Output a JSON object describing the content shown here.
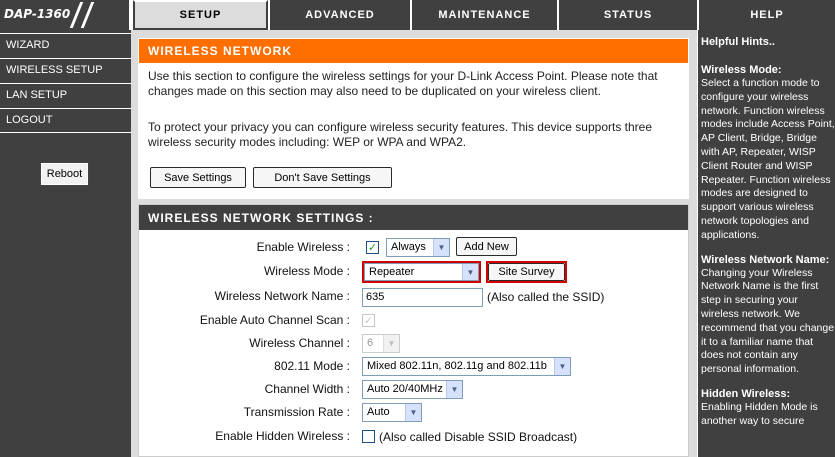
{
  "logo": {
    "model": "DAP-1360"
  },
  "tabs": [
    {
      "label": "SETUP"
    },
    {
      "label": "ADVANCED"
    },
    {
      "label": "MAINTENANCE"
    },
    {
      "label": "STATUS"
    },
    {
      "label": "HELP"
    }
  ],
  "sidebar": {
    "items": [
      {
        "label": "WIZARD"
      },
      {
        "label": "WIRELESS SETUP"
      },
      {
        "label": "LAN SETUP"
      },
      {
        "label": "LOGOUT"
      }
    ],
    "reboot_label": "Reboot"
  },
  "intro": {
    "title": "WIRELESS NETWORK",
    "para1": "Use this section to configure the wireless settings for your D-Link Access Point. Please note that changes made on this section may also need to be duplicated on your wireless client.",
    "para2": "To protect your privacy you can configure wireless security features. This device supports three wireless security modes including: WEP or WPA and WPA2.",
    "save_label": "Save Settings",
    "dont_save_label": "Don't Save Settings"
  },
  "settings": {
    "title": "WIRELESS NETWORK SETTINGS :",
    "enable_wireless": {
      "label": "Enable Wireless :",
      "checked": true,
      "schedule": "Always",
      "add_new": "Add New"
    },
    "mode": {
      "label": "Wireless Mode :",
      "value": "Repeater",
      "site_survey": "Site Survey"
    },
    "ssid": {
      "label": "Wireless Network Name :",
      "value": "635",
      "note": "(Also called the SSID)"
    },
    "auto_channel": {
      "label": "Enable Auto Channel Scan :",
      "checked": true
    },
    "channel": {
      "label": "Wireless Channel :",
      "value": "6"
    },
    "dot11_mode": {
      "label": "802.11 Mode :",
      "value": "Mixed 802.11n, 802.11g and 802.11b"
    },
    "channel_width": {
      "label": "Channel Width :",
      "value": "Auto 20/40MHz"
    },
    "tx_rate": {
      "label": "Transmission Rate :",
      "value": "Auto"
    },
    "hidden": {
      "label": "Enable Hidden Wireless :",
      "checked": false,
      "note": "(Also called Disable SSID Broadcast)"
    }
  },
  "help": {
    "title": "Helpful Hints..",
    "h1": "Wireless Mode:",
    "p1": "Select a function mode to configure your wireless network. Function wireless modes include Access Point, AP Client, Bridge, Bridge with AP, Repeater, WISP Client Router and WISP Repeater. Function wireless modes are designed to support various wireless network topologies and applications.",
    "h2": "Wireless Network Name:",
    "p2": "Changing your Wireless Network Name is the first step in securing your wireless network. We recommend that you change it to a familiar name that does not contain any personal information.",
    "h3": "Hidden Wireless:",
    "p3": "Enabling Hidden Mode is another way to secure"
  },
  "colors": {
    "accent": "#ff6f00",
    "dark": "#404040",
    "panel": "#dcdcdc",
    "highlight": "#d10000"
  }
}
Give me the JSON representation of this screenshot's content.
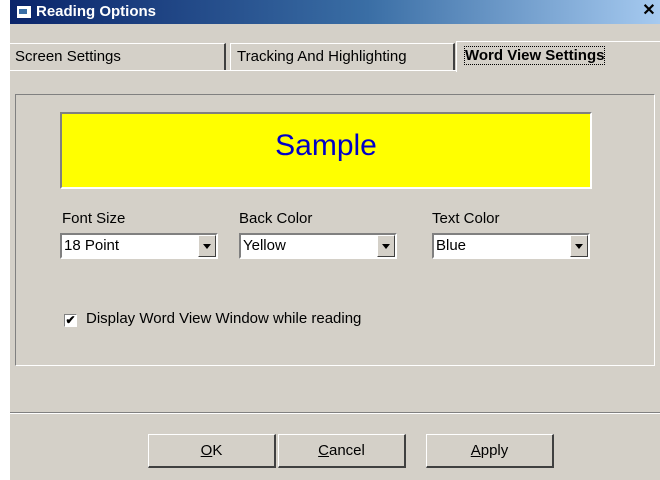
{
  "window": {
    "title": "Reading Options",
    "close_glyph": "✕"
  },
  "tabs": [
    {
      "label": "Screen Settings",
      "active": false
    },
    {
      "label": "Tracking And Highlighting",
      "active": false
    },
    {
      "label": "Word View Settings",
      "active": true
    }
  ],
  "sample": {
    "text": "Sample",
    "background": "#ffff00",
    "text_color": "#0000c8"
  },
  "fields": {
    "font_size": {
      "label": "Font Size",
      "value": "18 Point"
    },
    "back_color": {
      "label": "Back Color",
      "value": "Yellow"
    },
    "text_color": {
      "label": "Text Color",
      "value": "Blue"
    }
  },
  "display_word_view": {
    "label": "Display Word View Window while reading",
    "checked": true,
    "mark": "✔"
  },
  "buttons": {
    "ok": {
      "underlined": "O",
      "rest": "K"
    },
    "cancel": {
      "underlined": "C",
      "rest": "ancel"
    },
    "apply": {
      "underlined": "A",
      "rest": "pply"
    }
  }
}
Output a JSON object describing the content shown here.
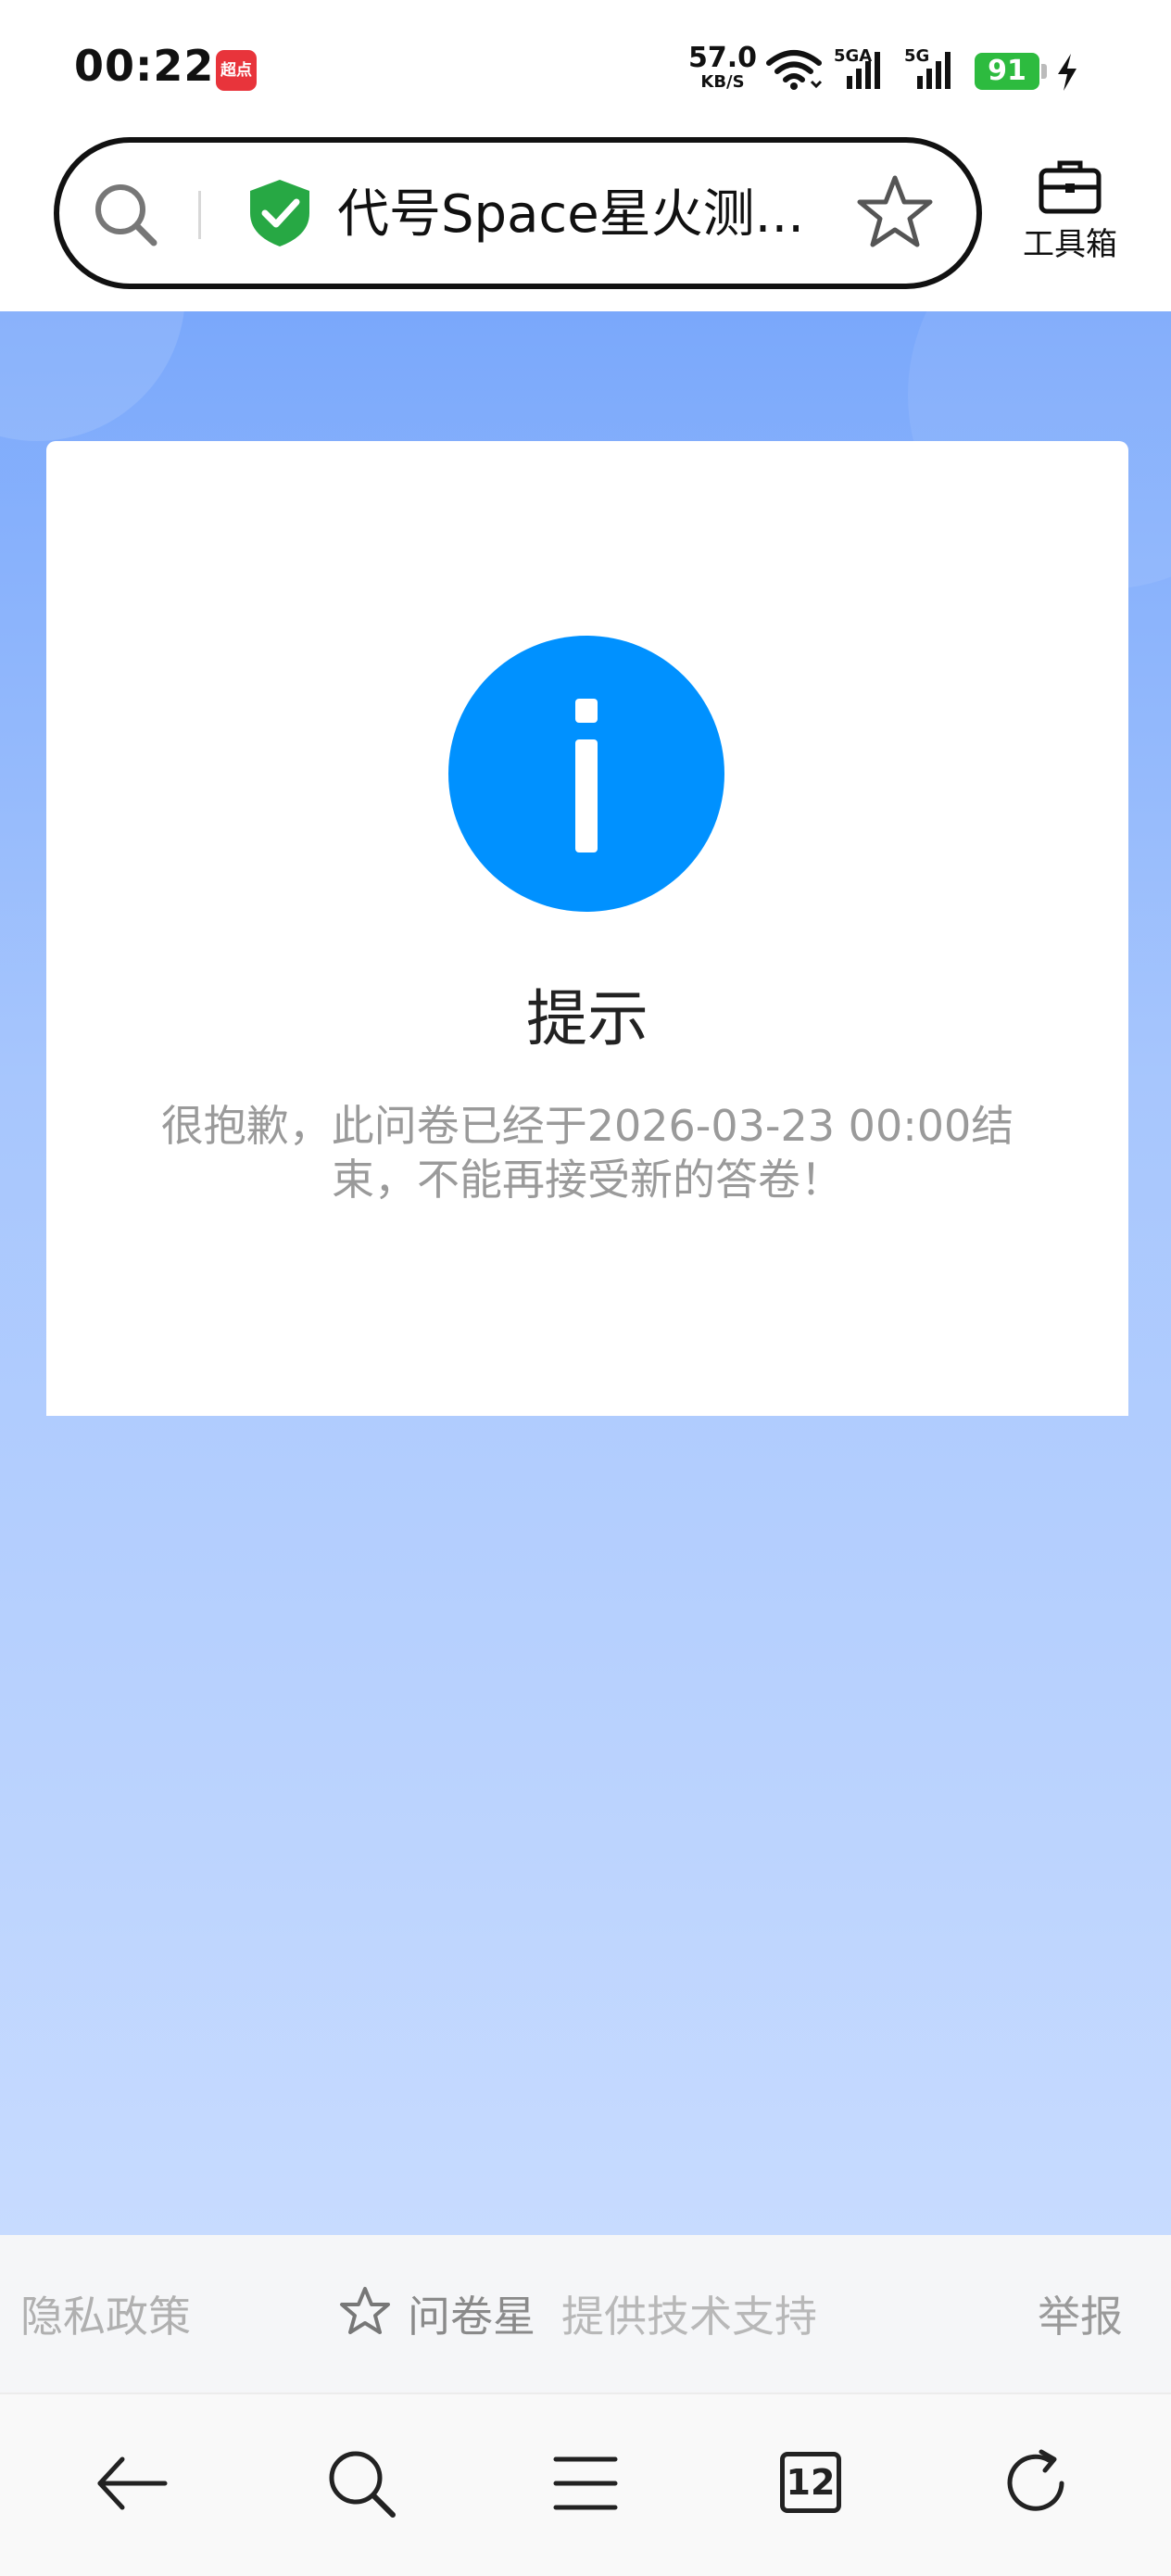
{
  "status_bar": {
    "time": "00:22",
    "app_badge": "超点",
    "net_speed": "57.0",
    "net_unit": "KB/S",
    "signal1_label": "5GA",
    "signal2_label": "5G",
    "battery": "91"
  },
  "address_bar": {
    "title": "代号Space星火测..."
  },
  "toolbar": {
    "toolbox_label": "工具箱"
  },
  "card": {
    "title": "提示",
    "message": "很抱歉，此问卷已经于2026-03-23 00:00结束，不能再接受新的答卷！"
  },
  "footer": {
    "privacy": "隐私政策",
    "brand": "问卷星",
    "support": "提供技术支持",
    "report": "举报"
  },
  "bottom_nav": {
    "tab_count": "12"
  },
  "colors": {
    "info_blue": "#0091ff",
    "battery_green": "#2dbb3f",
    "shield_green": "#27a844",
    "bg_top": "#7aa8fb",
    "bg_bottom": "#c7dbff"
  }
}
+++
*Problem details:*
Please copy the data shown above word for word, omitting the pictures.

*Answer space:*
Output a JSON object describing the content shown here.
{
  "logo": {
    "model": "DAP-1360"
  },
  "tabs": [
    {
      "label": "SETUP"
    },
    {
      "label": "ADVANCED"
    },
    {
      "label": "MAINTENANCE"
    },
    {
      "label": "STATUS"
    },
    {
      "label": "HELP"
    }
  ],
  "sidebar": {
    "items": [
      {
        "label": "WIZARD"
      },
      {
        "label": "WIRELESS SETUP"
      },
      {
        "label": "LAN SETUP"
      },
      {
        "label": "LOGOUT"
      }
    ],
    "reboot_label": "Reboot"
  },
  "intro": {
    "title": "WIRELESS NETWORK",
    "para1": "Use this section to configure the wireless settings for your D-Link Access Point. Please note that changes made on this section may also need to be duplicated on your wireless client.",
    "para2": "To protect your privacy you can configure wireless security features. This device supports three wireless security modes including: WEP or WPA and WPA2.",
    "save_label": "Save Settings",
    "dont_save_label": "Don't Save Settings"
  },
  "settings": {
    "title": "WIRELESS NETWORK SETTINGS :",
    "enable_wireless": {
      "label": "Enable Wireless :",
      "checked": true,
      "schedule": "Always",
      "add_new": "Add New"
    },
    "mode": {
      "label": "Wireless Mode :",
      "value": "Repeater",
      "site_survey": "Site Survey"
    },
    "ssid": {
      "label": "Wireless Network Name :",
      "value": "635",
      "note": "(Also called the SSID)"
    },
    "auto_channel": {
      "label": "Enable Auto Channel Scan :",
      "checked": true
    },
    "channel": {
      "label": "Wireless Channel :",
      "value": "6"
    },
    "dot11_mode": {
      "label": "802.11 Mode :",
      "value": "Mixed 802.11n, 802.11g and 802.11b"
    },
    "channel_width": {
      "label": "Channel Width :",
      "value": "Auto 20/40MHz"
    },
    "tx_rate": {
      "label": "Transmission Rate :",
      "value": "Auto"
    },
    "hidden": {
      "label": "Enable Hidden Wireless :",
      "checked": false,
      "note": "(Also called Disable SSID Broadcast)"
    }
  },
  "help": {
    "title": "Helpful Hints..",
    "h1": "Wireless Mode:",
    "p1": "Select a function mode to configure your wireless network. Function wireless modes include Access Point, AP Client, Bridge, Bridge with AP, Repeater, WISP Client Router and WISP Repeater. Function wireless modes are designed to support various wireless network topologies and applications.",
    "h2": "Wireless Network Name:",
    "p2": "Changing your Wireless Network Name is the first step in securing your wireless network. We recommend that you change it to a familiar name that does not contain any personal information.",
    "h3": "Hidden Wireless:",
    "p3": "Enabling Hidden Mode is another way to secure"
  },
  "colors": {
    "accent": "#ff6f00",
    "dark": "#404040",
    "panel": "#dcdcdc",
    "highlight": "#d10000"
  }
}
Give me the JSON representation of this screenshot's content.
{
  "window": {
    "title": "Reading Options",
    "close_glyph": "✕"
  },
  "tabs": [
    {
      "label": "Screen Settings",
      "active": false
    },
    {
      "label": "Tracking And Highlighting",
      "active": false
    },
    {
      "label": "Word View Settings",
      "active": true
    }
  ],
  "sample": {
    "text": "Sample",
    "background": "#ffff00",
    "text_color": "#0000c8"
  },
  "fields": {
    "font_size": {
      "label": "Font Size",
      "value": "18 Point"
    },
    "back_color": {
      "label": "Back Color",
      "value": "Yellow"
    },
    "text_color": {
      "label": "Text Color",
      "value": "Blue"
    }
  },
  "display_word_view": {
    "label": "Display Word View Window while reading",
    "checked": true,
    "mark": "✔"
  },
  "buttons": {
    "ok": {
      "underlined": "O",
      "rest": "K"
    },
    "cancel": {
      "underlined": "C",
      "rest": "ancel"
    },
    "apply": {
      "underlined": "A",
      "rest": "pply"
    }
  }
}
Output a JSON object describing the content shown here.
{
  "status_bar": {
    "time": "00:22",
    "app_badge": "超点",
    "net_speed": "57.0",
    "net_unit": "KB/S",
    "signal1_label": "5GA",
    "signal2_label": "5G",
    "battery": "91"
  },
  "address_bar": {
    "title": "代号Space星火测..."
  },
  "toolbar": {
    "toolbox_label": "工具箱"
  },
  "card": {
    "title": "提示",
    "message": "很抱歉，此问卷已经于2026-03-23 00:00结束，不能再接受新的答卷！"
  },
  "footer": {
    "privacy": "隐私政策",
    "brand": "问卷星",
    "support": "提供技术支持",
    "report": "举报"
  },
  "bottom_nav": {
    "tab_count": "12"
  },
  "colors": {
    "info_blue": "#0091ff",
    "battery_green": "#2dbb3f",
    "shield_green": "#27a844",
    "bg_top": "#7aa8fb",
    "bg_bottom": "#c7dbff"
  }
}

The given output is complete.